(Records excerpted from a collection)
##############################

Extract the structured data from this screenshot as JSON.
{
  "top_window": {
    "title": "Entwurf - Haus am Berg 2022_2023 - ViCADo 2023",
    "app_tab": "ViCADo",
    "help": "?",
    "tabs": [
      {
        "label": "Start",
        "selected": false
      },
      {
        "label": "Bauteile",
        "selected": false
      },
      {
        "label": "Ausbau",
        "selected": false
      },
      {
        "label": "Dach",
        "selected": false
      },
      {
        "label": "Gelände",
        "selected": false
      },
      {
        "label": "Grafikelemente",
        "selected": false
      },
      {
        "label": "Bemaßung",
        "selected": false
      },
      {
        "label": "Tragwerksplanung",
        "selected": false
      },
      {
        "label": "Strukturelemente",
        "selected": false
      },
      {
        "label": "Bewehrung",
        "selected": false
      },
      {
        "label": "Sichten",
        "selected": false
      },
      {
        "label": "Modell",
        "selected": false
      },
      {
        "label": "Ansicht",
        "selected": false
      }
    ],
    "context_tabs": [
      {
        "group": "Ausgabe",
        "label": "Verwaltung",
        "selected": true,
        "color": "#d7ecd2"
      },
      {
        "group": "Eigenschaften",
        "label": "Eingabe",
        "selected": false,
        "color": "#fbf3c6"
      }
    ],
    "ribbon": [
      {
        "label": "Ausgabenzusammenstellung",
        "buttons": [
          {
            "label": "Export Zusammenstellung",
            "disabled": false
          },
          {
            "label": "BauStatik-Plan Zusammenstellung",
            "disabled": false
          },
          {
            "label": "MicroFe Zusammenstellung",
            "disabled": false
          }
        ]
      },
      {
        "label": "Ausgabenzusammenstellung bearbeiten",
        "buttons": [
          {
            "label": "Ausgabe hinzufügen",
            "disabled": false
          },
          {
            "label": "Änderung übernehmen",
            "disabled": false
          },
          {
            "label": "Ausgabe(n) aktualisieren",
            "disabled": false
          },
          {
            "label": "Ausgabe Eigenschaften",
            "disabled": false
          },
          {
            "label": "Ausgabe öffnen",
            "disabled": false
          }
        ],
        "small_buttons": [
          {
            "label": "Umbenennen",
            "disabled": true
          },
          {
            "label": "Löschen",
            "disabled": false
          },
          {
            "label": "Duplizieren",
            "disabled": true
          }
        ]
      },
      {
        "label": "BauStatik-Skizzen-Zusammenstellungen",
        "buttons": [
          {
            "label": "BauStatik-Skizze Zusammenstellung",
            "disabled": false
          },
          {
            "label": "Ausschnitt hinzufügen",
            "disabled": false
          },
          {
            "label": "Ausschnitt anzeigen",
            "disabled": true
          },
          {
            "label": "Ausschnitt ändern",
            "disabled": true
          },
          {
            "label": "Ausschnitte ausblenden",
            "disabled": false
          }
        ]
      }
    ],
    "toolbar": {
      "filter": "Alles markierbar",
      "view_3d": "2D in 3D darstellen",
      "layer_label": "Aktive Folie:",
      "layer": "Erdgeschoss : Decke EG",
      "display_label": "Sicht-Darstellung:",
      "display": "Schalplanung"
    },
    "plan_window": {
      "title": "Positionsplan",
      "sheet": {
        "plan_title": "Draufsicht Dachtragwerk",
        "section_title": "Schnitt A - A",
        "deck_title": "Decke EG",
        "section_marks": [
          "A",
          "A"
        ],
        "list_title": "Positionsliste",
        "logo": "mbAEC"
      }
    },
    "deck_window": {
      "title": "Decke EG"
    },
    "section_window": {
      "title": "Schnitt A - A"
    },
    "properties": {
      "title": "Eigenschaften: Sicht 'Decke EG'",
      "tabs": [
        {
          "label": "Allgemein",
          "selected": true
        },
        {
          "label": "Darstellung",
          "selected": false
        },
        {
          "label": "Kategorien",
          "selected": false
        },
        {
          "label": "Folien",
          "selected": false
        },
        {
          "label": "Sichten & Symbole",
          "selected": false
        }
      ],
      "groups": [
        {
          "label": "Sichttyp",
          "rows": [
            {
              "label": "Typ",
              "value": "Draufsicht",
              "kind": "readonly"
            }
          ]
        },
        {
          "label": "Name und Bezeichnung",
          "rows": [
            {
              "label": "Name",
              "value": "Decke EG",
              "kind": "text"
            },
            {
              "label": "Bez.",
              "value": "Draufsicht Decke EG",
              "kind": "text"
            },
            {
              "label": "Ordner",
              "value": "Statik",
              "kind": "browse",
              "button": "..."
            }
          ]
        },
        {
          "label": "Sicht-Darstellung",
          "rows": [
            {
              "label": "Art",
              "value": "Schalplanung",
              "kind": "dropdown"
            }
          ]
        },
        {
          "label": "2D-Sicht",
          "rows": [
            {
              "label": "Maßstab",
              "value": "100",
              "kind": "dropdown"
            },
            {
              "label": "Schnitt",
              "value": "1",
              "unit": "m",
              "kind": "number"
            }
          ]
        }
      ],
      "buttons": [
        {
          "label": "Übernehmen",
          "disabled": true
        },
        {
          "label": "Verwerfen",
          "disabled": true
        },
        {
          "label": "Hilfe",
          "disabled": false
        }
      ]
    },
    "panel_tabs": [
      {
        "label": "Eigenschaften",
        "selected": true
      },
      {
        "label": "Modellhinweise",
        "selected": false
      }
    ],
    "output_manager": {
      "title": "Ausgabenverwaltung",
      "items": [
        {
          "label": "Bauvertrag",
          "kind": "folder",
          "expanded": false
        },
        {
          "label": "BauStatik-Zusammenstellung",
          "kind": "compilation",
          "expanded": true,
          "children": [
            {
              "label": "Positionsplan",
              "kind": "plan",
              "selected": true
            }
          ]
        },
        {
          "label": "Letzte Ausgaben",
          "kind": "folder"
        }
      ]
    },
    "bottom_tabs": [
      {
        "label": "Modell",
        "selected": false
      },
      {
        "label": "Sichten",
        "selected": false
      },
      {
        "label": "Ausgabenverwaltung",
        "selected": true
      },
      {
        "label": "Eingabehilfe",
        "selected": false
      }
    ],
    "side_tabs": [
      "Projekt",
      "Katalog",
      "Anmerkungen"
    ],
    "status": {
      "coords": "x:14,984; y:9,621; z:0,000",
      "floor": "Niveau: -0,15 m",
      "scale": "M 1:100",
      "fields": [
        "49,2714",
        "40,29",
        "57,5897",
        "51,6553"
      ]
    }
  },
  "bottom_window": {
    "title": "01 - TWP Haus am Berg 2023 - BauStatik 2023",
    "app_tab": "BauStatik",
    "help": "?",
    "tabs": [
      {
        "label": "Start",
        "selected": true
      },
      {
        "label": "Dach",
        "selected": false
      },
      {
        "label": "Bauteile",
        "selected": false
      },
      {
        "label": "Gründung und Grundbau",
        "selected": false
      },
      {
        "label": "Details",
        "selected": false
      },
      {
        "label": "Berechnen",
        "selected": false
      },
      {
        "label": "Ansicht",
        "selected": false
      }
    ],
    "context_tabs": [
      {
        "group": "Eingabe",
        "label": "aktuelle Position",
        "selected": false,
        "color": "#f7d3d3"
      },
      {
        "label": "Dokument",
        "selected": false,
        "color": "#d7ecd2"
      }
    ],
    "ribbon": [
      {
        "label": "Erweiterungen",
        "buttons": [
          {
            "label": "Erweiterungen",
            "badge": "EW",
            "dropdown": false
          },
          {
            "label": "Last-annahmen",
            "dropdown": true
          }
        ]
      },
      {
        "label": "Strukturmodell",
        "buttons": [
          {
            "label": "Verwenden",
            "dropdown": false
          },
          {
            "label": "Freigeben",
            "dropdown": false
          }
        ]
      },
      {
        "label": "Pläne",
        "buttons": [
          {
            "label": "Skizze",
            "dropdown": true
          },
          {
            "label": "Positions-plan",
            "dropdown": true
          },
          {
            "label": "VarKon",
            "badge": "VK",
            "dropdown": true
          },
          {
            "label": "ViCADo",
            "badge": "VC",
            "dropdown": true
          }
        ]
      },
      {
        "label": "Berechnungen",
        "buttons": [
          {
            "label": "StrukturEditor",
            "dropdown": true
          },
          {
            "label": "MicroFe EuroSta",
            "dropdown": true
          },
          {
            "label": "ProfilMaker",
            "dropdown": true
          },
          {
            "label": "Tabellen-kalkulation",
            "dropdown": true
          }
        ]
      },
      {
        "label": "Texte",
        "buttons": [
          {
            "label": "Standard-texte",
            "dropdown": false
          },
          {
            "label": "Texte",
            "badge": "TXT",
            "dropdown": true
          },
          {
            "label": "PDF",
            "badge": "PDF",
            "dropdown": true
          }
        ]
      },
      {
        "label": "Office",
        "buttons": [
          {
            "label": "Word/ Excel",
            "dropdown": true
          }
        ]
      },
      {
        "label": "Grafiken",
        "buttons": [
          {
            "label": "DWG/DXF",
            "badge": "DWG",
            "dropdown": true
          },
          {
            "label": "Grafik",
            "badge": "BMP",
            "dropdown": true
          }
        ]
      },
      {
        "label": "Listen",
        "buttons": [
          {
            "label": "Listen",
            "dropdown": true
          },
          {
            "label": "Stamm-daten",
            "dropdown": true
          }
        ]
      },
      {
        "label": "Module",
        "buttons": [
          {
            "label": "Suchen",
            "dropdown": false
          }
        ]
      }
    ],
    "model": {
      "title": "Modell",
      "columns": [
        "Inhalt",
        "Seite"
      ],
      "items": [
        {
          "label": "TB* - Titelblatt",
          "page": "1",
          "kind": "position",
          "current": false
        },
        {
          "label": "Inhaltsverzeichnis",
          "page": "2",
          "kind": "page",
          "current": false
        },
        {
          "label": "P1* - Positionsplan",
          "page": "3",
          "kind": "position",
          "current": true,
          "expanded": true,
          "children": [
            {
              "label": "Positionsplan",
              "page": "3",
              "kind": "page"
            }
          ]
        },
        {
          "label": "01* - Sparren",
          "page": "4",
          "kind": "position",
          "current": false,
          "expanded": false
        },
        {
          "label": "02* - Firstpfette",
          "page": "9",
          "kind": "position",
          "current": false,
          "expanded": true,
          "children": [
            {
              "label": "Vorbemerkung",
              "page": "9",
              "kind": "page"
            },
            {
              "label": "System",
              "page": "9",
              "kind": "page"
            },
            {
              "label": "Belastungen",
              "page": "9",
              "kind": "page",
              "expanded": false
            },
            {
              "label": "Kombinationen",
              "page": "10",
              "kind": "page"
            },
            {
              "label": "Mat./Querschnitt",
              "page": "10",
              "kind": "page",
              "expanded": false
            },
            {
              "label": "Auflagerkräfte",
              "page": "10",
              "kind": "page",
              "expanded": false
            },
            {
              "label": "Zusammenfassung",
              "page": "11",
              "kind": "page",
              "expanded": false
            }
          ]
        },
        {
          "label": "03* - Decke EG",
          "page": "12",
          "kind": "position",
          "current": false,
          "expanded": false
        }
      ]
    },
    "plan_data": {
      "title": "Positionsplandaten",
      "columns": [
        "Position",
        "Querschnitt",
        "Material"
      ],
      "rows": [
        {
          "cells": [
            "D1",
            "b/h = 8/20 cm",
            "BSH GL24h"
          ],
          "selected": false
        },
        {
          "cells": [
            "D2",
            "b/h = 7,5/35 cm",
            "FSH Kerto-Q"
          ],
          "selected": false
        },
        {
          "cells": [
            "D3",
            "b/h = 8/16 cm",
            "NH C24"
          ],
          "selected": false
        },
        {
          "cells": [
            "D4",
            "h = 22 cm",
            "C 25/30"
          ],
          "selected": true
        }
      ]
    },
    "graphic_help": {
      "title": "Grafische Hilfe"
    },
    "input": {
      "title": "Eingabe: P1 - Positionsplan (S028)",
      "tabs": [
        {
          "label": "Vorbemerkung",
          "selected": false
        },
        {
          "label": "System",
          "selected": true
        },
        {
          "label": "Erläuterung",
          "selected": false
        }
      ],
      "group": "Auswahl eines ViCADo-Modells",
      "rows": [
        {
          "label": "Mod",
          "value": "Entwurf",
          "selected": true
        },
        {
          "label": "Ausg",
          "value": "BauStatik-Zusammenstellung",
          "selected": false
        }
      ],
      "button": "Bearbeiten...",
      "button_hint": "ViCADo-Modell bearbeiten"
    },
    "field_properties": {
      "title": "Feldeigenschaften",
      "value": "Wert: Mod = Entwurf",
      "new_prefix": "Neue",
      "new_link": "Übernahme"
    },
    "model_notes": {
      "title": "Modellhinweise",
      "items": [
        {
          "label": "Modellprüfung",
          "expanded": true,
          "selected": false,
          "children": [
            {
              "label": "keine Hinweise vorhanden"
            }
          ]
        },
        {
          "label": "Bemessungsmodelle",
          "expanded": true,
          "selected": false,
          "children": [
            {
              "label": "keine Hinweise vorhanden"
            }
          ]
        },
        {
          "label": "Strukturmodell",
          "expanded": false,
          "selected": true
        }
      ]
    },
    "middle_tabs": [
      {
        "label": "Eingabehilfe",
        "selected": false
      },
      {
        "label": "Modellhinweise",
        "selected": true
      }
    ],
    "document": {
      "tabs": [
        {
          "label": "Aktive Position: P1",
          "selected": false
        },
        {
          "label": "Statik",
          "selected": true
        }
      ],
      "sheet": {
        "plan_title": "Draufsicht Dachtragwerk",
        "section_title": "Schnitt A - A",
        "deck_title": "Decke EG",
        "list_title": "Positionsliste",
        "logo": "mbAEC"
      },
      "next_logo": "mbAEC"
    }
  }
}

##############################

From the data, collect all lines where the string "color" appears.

        "color": "#d7ecd2"
        "color": "#fbf3c6"
        "color": "#f7d3d3"
        "color": "#d7ecd2"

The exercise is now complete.